In their final form, these would emerge as a series of programs and departments known as the New Deal.
Perkins came to the job with a strong background, having witnessed the Triangle Shirtwaist Fire, served as an Industrial State Commissioner of New York ó making her the highest paid woman in government at the time ó and due to her talks on fire code and safety became known as a national expert on fire prevention.
Many women have played important roles in history that should be remembered. Browse Rowan Public Libraryís shelves to see whose story you can discover.
Computer classes: Classes are free. Sessions are approximately 90 minutes. Class size is limited and on a first-come, first-serve basis. Dates and times at all locations are subject to change without notice.

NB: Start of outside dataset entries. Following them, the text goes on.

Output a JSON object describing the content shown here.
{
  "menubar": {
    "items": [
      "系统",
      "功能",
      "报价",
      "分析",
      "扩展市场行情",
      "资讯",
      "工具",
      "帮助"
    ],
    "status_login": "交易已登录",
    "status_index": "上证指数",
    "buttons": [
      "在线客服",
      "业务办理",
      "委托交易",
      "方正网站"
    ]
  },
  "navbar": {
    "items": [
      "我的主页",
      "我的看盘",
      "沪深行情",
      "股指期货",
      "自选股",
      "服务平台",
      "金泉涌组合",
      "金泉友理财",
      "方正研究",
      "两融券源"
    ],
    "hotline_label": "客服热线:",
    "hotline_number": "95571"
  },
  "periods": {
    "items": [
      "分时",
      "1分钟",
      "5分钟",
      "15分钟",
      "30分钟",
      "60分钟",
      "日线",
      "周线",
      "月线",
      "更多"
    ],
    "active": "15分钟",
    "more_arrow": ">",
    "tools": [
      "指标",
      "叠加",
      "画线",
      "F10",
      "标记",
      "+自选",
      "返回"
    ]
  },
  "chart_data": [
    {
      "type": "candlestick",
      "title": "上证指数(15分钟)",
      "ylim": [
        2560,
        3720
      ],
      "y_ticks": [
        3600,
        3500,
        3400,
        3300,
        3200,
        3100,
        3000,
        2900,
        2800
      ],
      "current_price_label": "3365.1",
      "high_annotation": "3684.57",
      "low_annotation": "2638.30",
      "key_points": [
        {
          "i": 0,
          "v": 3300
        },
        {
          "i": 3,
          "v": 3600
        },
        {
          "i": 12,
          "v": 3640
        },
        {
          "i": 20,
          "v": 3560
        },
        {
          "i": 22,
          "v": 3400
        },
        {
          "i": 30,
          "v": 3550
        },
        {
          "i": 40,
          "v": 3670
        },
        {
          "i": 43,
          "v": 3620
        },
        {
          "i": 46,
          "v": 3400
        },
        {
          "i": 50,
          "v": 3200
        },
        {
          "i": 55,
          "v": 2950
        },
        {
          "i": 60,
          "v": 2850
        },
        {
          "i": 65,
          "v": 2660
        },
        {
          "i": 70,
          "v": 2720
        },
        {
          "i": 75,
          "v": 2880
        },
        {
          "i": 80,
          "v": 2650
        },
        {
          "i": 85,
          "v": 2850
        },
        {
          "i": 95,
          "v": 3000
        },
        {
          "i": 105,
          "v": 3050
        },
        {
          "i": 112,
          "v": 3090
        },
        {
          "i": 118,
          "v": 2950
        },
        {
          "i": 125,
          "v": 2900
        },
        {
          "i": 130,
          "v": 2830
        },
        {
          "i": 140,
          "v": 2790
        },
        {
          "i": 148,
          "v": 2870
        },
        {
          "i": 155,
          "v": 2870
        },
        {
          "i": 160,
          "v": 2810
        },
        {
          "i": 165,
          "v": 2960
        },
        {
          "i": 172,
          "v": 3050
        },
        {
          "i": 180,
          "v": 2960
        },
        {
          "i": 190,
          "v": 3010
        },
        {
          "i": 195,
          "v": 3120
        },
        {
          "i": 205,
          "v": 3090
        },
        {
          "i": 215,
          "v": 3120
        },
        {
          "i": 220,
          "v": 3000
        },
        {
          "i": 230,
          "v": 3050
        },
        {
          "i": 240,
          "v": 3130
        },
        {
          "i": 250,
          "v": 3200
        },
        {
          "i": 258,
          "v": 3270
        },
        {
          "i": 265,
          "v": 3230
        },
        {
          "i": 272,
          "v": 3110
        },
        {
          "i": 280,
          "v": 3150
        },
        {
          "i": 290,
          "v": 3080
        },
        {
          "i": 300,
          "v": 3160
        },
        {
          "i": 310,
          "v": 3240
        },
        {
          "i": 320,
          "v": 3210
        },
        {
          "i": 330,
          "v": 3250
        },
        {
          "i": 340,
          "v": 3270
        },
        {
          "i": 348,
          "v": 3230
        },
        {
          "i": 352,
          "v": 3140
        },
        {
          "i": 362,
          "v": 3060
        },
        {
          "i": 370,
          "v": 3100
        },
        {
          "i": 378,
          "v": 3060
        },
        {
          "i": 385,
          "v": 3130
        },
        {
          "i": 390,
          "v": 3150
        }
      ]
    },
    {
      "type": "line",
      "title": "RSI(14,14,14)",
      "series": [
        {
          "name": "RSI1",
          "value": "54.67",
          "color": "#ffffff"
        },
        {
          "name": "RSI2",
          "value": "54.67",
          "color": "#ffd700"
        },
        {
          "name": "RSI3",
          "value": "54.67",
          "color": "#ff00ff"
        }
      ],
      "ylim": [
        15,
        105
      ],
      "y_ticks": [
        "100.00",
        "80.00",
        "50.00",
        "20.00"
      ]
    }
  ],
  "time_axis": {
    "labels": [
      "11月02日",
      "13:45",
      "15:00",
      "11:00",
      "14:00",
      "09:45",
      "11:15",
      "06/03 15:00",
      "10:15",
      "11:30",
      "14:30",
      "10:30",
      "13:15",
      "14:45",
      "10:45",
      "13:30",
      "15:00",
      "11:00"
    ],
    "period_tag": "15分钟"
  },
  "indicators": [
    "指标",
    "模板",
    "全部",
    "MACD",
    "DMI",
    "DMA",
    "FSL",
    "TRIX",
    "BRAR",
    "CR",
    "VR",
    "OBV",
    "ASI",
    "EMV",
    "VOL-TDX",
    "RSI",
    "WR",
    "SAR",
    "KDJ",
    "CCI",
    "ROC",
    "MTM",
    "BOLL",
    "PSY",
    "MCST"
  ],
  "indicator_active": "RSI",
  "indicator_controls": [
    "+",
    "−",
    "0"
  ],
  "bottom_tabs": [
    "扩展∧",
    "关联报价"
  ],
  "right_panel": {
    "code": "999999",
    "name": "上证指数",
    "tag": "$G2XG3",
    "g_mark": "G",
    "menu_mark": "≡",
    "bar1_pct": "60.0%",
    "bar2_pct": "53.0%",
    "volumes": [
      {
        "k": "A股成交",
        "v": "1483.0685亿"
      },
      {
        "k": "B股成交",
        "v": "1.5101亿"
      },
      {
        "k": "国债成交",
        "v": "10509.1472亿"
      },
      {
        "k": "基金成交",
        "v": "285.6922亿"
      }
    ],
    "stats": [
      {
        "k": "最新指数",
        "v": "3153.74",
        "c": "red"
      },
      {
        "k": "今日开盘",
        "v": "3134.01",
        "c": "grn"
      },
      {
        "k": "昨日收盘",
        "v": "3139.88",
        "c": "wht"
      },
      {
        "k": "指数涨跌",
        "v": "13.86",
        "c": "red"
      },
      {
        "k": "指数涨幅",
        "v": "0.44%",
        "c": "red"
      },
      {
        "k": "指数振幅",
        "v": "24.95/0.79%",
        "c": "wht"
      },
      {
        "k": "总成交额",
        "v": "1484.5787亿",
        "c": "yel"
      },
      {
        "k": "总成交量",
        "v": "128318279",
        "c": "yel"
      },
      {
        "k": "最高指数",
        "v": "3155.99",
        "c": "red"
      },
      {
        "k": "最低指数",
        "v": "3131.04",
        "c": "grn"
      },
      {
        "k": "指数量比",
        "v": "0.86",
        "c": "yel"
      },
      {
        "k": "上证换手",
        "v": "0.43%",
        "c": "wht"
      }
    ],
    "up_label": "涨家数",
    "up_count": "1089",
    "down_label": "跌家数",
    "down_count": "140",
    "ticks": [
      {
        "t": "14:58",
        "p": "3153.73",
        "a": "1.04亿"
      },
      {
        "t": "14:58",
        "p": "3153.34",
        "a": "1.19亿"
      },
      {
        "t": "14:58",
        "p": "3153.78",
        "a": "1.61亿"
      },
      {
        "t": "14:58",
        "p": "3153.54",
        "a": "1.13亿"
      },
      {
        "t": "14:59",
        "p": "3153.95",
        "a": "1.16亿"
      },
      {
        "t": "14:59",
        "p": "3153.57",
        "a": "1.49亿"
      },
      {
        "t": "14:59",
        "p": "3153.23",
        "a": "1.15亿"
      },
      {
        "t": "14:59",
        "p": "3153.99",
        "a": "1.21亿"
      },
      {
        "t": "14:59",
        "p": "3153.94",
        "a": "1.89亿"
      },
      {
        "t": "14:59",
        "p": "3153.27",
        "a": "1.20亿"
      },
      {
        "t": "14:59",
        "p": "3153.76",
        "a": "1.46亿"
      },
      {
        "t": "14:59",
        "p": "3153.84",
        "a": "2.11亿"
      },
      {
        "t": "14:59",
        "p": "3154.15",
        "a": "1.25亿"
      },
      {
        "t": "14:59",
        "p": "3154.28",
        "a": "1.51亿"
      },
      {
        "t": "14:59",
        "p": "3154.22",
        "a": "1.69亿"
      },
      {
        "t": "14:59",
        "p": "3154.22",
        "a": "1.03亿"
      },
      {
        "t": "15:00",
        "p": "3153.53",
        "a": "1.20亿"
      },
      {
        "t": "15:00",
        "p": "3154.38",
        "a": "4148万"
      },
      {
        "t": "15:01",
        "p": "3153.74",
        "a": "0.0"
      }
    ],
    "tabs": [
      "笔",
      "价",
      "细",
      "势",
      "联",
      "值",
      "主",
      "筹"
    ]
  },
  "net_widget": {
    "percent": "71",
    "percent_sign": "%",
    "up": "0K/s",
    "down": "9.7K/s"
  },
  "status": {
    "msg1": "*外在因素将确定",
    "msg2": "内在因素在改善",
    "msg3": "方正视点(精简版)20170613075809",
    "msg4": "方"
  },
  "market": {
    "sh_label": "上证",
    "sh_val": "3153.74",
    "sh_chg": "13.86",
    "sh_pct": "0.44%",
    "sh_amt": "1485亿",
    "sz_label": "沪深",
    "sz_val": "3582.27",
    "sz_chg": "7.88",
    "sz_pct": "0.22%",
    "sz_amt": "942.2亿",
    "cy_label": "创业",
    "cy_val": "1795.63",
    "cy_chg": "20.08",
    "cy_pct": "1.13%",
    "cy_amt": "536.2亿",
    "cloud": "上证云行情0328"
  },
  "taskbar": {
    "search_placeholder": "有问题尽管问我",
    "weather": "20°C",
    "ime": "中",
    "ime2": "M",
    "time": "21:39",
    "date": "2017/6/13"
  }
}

Headquarters ó Tuesday, 2 p.m., Absolute Beginners; May 16, 7 p.m., Uploading & Downloading Photos (basic computer skills required); May 23, 7 p.m., Microsoft Word 2003 (basic computer skills required).
South ó May 16, 7 p.m., Introduction to Heritage Quest; May 19, 11 a.m., Digital Photo Editing.
East ó Registration required for East Branch only. May 12, 1 p.m., Digital Photography: Part 1.
RPL Book Sale: Headquarters, Monday, 9 a.m.-2 p.m.
Items for sale include hardbacks, paperbacks, videos and CDs. Everything $2 or less.
JRís Adventure Club: Headquarters, May 21, 11 a.m. The club will choose a project to build, and have books from the library and recommended websites that go along with the project. The club is open to all school-age children. Light refreshments will be served. Call 704-216-8234 to learn more.
Teens invited to meet authorCheralyn Lambeth: East Branch, May 24, 5:30 p.m. Lambeth will speak about the paranormal investigations that were used to create her ghost books and much more. She is a paranormal researcher and nonfiction author who has also worked on multiple feature films. Join us for this free teen event.
Roads Scholar program ěHard Times at the Millî: South, May 24, 7 p.m. Thanks to funding from N.C. Humanities Council and their Roads Scholar program, Dr. Roxanne Newton of Mitchell Community College is bringing her program ěHard Times at the Millî to the South Rowan Regional Library. The program is free and open to the public.
American Girl Club: Headquarters, May 28, 11 a.m. A book discussion group about the life and times of the American Girl characters.
Book Bites Club: South only; May 31, 6:30 p.m, ěDeath Comes for the Archbishop,î by Wanda Cather. Book discussion groups for both adults and children on the last Tuesday of each month. The group is open to the public and anyone is free to join at any time. There is a discussion of the book, as well as light refreshments at each meeting. For more information please call 704-216-8229.
Library closings: May 30, all RPL locations closed for Memorial Day holiday.
Displays: Headquarters ó Doll Society by Jim Bourdain, Lee Street Theatre by Robert Jones; South ó student art by South Rowan High School art class; East ó Art by Colleen Walton.
Literacy: Call the Rowan County Literacy Council at 704-216-8266 for more information on teaching or receiving literacy tutoring for English speakers or for those for whom English is a second language.